These restrictions are found in sections 75 to 81, and 84 of the Act.

Patent dispute settlements

To what extent can the settlement of a patent dispute expose the parties concerned to liability for an antitrust violation?

According to the Bureau’s IPEGs, an ‘entry-split’ settlement, pursuant to which generic firms enter the market on or before patent expiry, will not pose an issue under the Act. In other words, the Bureau is generally not concerned with settlements that specify a market entry date for a generic company that is on or before the expiry date of the patent and in which the generic company does not receive any other consideration.

However, a settlement pursuant to which the generic company enters the market on or before patent expiry and that includes a payment to the generic company, may be reviewed under section 90.1 of the Act or, in cases involving a potential abuse of dominance, section 79. The Bureau will generally not review a settlement under section 45 unless it is a ‘sham’ or it extends beyond the exclusionary potential of the patent by delaying generic entry past the date of patent expiry or by restricting competition for products unrelated to the patent in question. For further information, see section 7.3 of the Bureau’s IPEGs.

Joint communications and lobbying

To what extent can joint communications or lobbying actions be anticompetitive?

Competitors are not, per se, prohibited from engaging in joint communications or lobbying, but should exercise caution when doing so. The Bureau publishes a pamphlet that includes dos and don’ts for trade associations and their members. Among other things, trade associations and their members should:

  • use a third party to collect and disseminate information;
  • disseminate information in aggregated form;
  • ensure that measures are in place to prevent the disclosure of competitively sensitive information to or between individual association members; and
  • discourage private meetings between competitors under the pretext of association meetings.

Trade associations should not:

  • coerce members into sharing information or data (either directly or through use of unreasonable disciplinary measures);
  • set unreasonable or arbitrary criteria for membership such that certain competitors (or categories thereof) are excluded;
  • discriminate or impose sanctions against firms that do not adhere to rules regarding competitively important considerations;
  • engage in any form of price setting;
  • restrict advertising; or
  • use standard setting to artificially provide some competitors (actual or potential) with a competitive advantage over others.

Members of trade associations must, of course, refrain from communicating competitively sensitive information with one another, either at association meetings or related social events.

Public communications

To what extent may public communications constitute an infringement?
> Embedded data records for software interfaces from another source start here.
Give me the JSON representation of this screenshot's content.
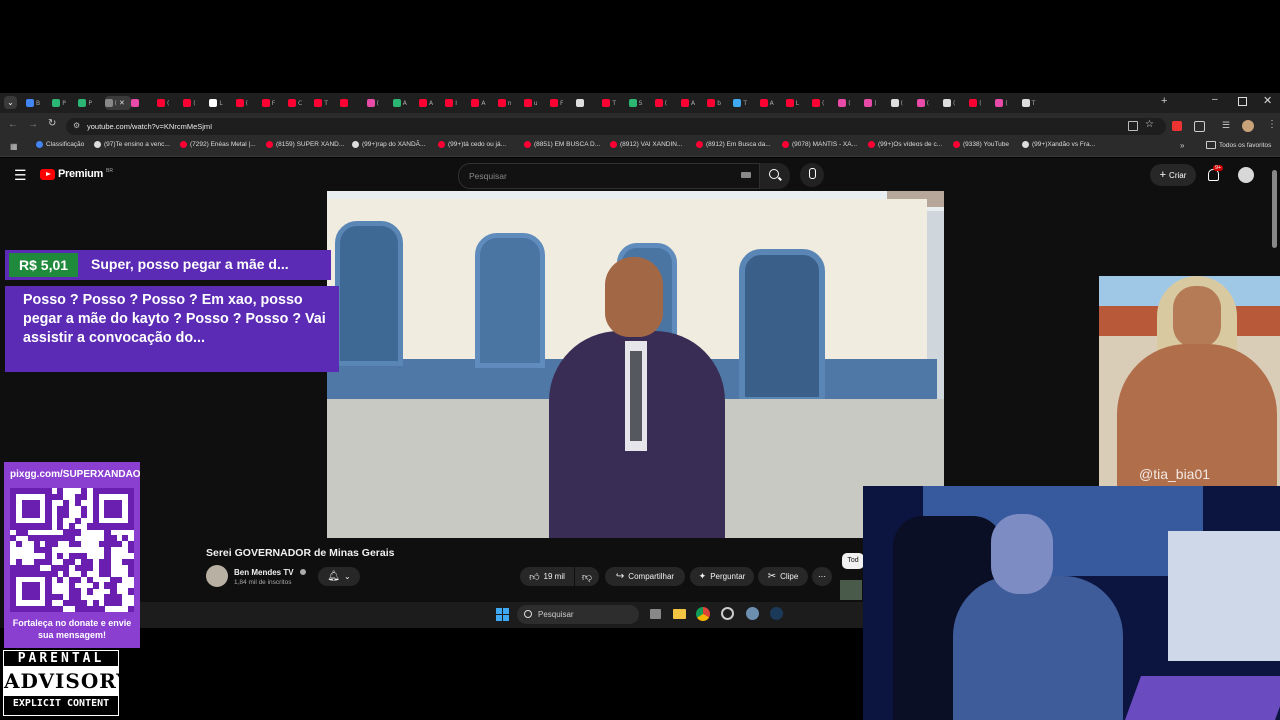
{
  "browser": {
    "url": "youtube.com/watch?v=KNrcmMeSjmI",
    "tabs": [
      "B",
      "P",
      "P",
      "(",
      "",
      "(",
      "(",
      "L",
      "(",
      "F",
      "C",
      "T",
      "",
      "(",
      "A",
      "A",
      "I",
      "A",
      "n",
      "u",
      "F",
      "",
      "T",
      "S",
      "(",
      "A",
      "b",
      "T",
      "A",
      "L",
      "(",
      "(",
      "(",
      "(",
      "(",
      "(",
      "(",
      "(",
      "T"
    ],
    "new_tab": "+",
    "bookmarks": [
      "Classificação",
      "(97)Te ensino a venc...",
      "(7292) Enéas Metal |...",
      "(8159) SUPER XAND...",
      "(99+)rap do XANDÃ...",
      "(99+)tá cedo ou já...",
      "(8851) EM BUSCA D...",
      "(8912) VAI XANDIN...",
      "(8912) Em Busca da...",
      "(9078) MANTIS - XA...",
      "(99+)Os vídeos de c...",
      "(9338) YouTube",
      "(99+)Xandão vs Fra..."
    ],
    "all_bookmarks": "Todos os favoritos"
  },
  "youtube": {
    "logo": "Premium",
    "logo_badge": "BR",
    "search_placeholder": "Pesquisar",
    "create": "Criar",
    "notif_count": "9+",
    "video_title": "Serei GOVERNADOR de Minas Gerais",
    "channel": "Ben Mendes TV",
    "subscribers": "1,84 mil de inscritos",
    "likes": "19 mil",
    "share": "Compartilhar",
    "ask": "Perguntar",
    "clip": "Clipe",
    "more": "⋯",
    "chip": "Tod"
  },
  "taskbar": {
    "search": "Pesquisar"
  },
  "donation": {
    "amount": "R$ 5,01",
    "name": "Super, posso pegar a mãe d...",
    "message": "Posso ? Posso ? Posso ? Em xao, posso pegar a mãe do kayto ? Posso ? Posso ? Vai assistir a convocação do..."
  },
  "qr": {
    "url": "pixgg.com/SUPERXANDAO",
    "caption": "Fortaleça no donate e envie sua mensagem!"
  },
  "advisory": {
    "top": "PARENTAL",
    "mid": "ADVISORY",
    "bottom": "EXPLICIT CONTENT"
  },
  "photo_watermark": "@tia_bia01",
  "colors": {
    "accent_purple": "#5b2bb5",
    "donation_green": "#1f8a3c",
    "yt_red": "#ff0000"
  }
}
Generally, public communications will not constitute an infringement of competition law unless they, for example, constitute price signalling to competitors or they communicate planned market behaviours that could lead to coordinated actions by competitors within the market. If a public communication is made for the purposes of promoting a business interest and contains a statement that is false or misleading, that could pose issues under the misleading advertising provisions of the Act.

Exchange of information

Are anticompetitive exchanges of information more likely to occur in the pharmaceutical sector given the increased transparency imposed by measures such as disclosure of relationships with HCPs, clinical trials, etc?

Not necessarily, though competitors should be sure not to disclose competitively sensitive information to one another in the context of such disclosures, either directly or through intermediaries such as HCPs.